With a number of women running for the Democratic presidential nomination in 2020, many of the male candidates have faced questions about whether they would choose a woman for their running mate, were they to win the nomination. It's necessary to remember that the idea of a woman on the presidential ticket is — even today — still fairly groundbreaking. And throughout American history, the number of women running mates there have been is far lower than that of women Democratic primary candidates in 2020.
Let's specify, first, that we're talking about women officially nominated for vice president in a presidential election. Counting it as such, we actually come to our first woman vice presidential candidate earlier than you might expect: 1884. In that election, women's rights advocate Marietta Stow became the first woman vice presidential candidate, joining onto the Equal Rights Party ticket with presidential candidate Belva Ann Lockwood, as History.com wrote. The two women managed to get 4,100 votes, according to History.com, even though women weren't yet allowed to vote. After women gained the right vote in 1920, though, they would still have to wait more than half a century to see one of their own on a presidential ticket — even though several women ran in presidential primaries beginning in 1964, according to Rutgers' Center for American Women and Politics.
In 1984, Geraldine Ferraro became the first woman nominated as the vice president of a major party, when Democratic presidential nominee Walter Mondale selected her as his running mate, according to History.com. Ferraro, as History.com wrote, had become well known for her advocacy on behalf of women's rights during her time in the House of Representatives. The Mondale-Ferraro ticket fared poorly in the general election, however, losing to Ronald Reagan and George H.W. Bush in one of the country's biggest electoral landslides ever, according to The New York Times.

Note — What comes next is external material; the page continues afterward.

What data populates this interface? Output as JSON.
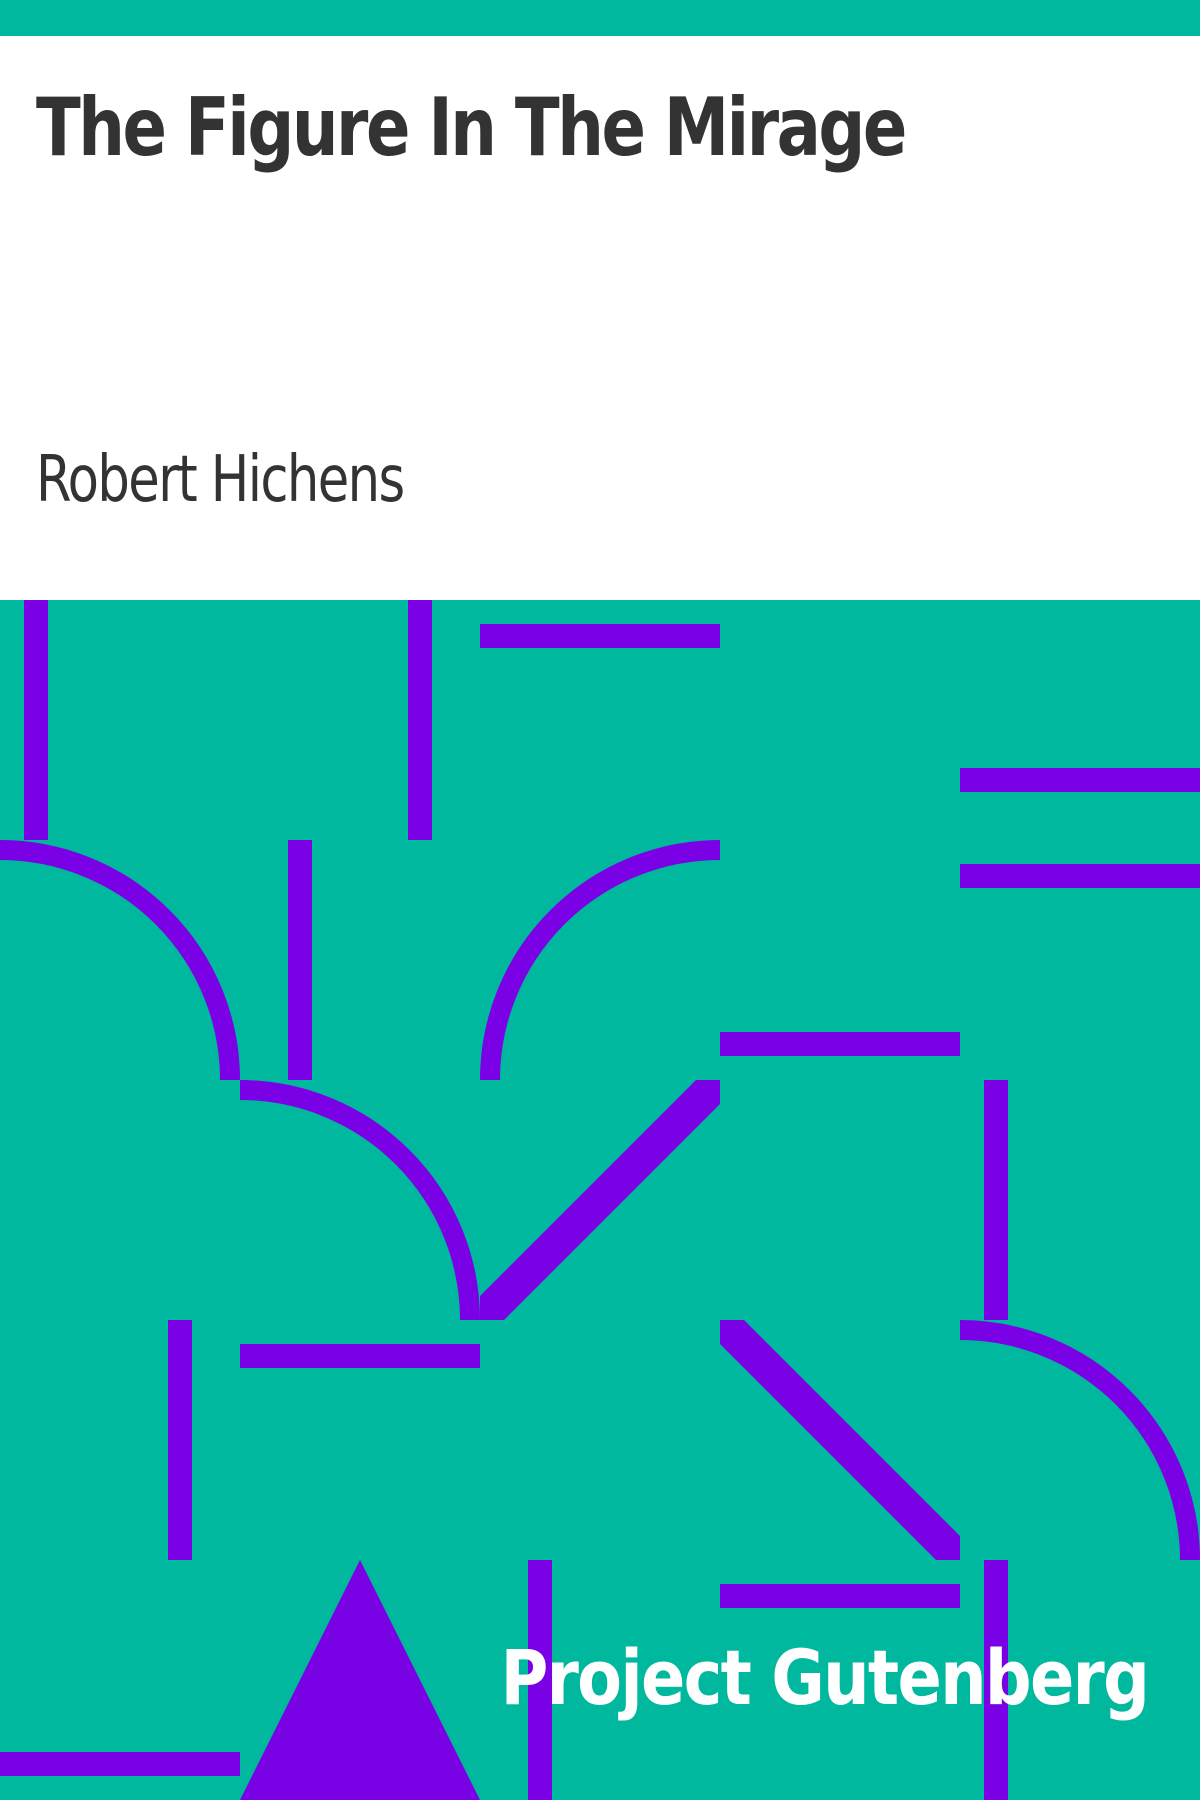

The United States would have to wait another quarter century, however, before another woman turned up on a major party ticket. That moment came in 2008, and it came as a major shock to many people watching. The day after Barack Obama officially accepted the Democratic Party's nomination for president, John McCain announced his selection of then-Alaska Gov. Sarah Palin as his running mate, as Reuters reported at the time.
Reuters' report explained that many saw McCain's choice of Palin as a move to potentially pick up some of Hillary Clinton's primary supporters, as she had only bowed out at the last minute after a hard-fought primary. Like Ferraro, though, Palin would not go on to become the vice president, as Obama and Joe Biden won in 2008. Now, commentators have noted that Palin was one of the first politicians on the national stage to employ a similar populist style as President Donald Trump does now — and McCain eventually admitted to regretting his choice of running mate, according to The Guardian.
These campaigns are all in the past, of course, and those hoping to see more women's names on presidential tickets are right to look to the future. Given the number of strong woman candidates running in the Democratic primary, one of them may just end up as the presidential — or vice presidential nominee — with or without a pledges from the male candidates to choose a woman as a running mate.